    either

     adverb
    adverb
    BrE BrE//ˈaɪðə(r)//
     
    ; NAmE NAmE//ˈaɪðər//
     
    ; BrE BrE//ˈiːðə(r)//
     
    ; NAmE NAmE//ˈiːðər//
     
     
    jump to other results
  1. 1  used after negative phrases to state that a feeling or situation is similar to one already mentioned Pete can't go and I can't either. (North American English, informal) ‘I don't like it.’ ‘Me either.’ (= Neither do I).
  2. 2  used to add extra information to a statement I know a good Italian restaurant. It's not far from here, either.
  3. 3  either… or… used to show a choice of two things Well, I think she's either Czech or Slovak. I'm going to buy either a camera or a DVD player with the money. Either he could not come or he did not want to.
  4. compare or
    Grammar Pointneither / either After neither and either you use a singular verb:Neither candidate was selected for the job. Neither of and either of are followed by a plural noun or pronoun and a singular or plural verb. A plural verb is more informal:Neither of my parents speaks/​speak a foreign language. When neither… nor… or either… or… are used with two singular nouns, the verb can be singular or plural. A plural verb is more informal. Word Origin Old English ǣgther, contracted form of ǣg(e)hwæther, of Germanic origin; ultimately related to aye and whether.

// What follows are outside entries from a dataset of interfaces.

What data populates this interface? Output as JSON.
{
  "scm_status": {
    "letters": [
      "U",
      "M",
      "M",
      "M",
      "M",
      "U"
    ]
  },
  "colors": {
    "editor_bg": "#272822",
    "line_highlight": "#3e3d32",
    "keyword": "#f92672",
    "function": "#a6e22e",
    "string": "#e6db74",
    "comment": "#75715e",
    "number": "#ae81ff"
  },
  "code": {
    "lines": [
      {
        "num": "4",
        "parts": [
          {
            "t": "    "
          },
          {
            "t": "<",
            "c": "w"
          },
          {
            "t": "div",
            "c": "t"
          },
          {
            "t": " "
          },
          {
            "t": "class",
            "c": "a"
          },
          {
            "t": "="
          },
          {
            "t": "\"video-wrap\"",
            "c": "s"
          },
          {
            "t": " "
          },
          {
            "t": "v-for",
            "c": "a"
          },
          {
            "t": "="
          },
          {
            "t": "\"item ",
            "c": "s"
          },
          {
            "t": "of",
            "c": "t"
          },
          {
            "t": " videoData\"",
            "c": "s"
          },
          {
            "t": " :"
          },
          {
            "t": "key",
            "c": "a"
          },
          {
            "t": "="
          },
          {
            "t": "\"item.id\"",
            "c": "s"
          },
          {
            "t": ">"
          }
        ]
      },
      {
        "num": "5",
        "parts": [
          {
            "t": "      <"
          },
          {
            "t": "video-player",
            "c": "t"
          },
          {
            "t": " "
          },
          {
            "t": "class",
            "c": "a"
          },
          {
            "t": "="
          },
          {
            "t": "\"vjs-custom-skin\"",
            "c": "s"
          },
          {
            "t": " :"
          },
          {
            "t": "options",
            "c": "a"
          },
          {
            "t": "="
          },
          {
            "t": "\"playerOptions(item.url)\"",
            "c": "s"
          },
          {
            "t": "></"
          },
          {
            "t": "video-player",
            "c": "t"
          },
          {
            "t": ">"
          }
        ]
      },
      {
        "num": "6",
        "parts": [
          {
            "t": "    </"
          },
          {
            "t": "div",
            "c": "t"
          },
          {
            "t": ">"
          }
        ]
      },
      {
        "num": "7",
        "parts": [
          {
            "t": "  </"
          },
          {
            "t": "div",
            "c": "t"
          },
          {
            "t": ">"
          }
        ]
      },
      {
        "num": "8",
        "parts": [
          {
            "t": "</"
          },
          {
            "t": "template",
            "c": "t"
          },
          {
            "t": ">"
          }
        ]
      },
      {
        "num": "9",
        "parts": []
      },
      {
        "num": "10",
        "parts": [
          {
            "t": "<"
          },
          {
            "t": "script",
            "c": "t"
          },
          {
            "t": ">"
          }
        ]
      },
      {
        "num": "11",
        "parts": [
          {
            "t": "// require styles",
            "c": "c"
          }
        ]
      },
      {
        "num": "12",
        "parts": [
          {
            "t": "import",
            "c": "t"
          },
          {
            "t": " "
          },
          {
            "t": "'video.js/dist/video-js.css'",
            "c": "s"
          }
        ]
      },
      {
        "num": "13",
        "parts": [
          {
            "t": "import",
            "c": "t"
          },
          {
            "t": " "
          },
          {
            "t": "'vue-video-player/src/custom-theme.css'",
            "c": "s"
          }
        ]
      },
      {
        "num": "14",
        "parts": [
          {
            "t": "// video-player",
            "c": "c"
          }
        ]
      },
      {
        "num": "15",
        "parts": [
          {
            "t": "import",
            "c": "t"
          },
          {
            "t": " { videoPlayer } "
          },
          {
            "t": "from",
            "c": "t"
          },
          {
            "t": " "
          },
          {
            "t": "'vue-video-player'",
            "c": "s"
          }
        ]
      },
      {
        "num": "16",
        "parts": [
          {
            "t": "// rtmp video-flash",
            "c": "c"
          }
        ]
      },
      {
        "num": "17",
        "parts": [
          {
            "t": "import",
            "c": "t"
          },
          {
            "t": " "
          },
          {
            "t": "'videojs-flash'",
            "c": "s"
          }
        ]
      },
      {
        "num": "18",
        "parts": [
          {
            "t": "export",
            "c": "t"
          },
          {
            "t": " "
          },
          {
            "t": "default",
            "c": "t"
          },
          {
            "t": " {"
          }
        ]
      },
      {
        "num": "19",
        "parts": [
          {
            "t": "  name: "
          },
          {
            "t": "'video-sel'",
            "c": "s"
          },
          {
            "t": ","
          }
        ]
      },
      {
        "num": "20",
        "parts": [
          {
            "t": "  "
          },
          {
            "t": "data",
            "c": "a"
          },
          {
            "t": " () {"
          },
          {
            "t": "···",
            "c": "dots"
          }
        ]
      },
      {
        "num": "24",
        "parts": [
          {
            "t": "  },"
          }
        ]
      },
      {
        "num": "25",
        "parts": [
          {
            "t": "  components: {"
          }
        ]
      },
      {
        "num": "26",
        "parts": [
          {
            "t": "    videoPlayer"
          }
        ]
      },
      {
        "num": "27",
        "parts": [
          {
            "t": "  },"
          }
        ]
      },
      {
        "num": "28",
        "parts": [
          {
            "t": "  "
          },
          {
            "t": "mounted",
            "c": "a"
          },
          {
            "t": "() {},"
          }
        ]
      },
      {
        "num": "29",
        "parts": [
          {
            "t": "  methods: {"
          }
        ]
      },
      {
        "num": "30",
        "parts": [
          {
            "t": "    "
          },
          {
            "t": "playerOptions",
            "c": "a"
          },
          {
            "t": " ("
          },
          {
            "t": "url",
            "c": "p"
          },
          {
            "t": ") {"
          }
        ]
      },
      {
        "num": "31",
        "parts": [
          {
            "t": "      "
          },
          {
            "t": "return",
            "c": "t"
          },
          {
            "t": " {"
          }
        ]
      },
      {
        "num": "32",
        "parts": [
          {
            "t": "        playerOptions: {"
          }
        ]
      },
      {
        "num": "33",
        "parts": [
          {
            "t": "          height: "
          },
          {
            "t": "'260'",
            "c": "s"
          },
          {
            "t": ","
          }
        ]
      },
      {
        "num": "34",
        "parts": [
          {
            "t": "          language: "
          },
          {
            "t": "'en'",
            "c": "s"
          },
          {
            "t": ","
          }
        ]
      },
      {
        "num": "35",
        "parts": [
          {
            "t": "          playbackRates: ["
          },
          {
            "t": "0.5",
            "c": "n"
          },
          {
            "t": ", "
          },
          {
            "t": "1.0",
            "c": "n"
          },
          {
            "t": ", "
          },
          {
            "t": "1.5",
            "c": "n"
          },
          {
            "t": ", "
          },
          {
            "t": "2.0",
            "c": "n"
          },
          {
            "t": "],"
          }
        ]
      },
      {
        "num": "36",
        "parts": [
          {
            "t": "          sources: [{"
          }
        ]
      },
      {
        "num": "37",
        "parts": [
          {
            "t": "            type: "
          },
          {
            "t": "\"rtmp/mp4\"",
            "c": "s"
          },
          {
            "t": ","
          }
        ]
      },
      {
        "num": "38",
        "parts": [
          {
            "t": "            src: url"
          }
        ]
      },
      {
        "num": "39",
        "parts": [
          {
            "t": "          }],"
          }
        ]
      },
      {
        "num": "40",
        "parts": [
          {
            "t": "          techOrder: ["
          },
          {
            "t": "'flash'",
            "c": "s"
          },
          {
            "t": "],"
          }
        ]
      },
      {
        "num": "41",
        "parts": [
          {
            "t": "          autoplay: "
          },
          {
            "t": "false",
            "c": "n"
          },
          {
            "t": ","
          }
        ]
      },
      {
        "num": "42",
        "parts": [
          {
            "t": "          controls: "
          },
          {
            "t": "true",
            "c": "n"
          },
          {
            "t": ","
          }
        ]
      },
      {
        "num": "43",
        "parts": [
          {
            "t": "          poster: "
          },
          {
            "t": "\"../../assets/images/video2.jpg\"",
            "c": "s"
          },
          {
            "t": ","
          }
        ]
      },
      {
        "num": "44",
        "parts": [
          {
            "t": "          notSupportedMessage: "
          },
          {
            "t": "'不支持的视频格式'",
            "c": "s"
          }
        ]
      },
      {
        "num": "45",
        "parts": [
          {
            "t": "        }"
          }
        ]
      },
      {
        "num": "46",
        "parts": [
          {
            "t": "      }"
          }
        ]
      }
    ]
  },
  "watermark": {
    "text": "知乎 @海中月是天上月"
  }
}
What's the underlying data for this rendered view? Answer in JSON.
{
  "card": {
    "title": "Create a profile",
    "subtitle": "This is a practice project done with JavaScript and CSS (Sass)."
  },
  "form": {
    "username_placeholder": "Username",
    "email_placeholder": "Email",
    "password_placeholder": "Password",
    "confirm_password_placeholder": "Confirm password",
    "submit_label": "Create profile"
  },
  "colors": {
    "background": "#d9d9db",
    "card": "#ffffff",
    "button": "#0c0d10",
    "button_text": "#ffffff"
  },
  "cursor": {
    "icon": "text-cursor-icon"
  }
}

See the Oxford Advanced American Dictionary entry: either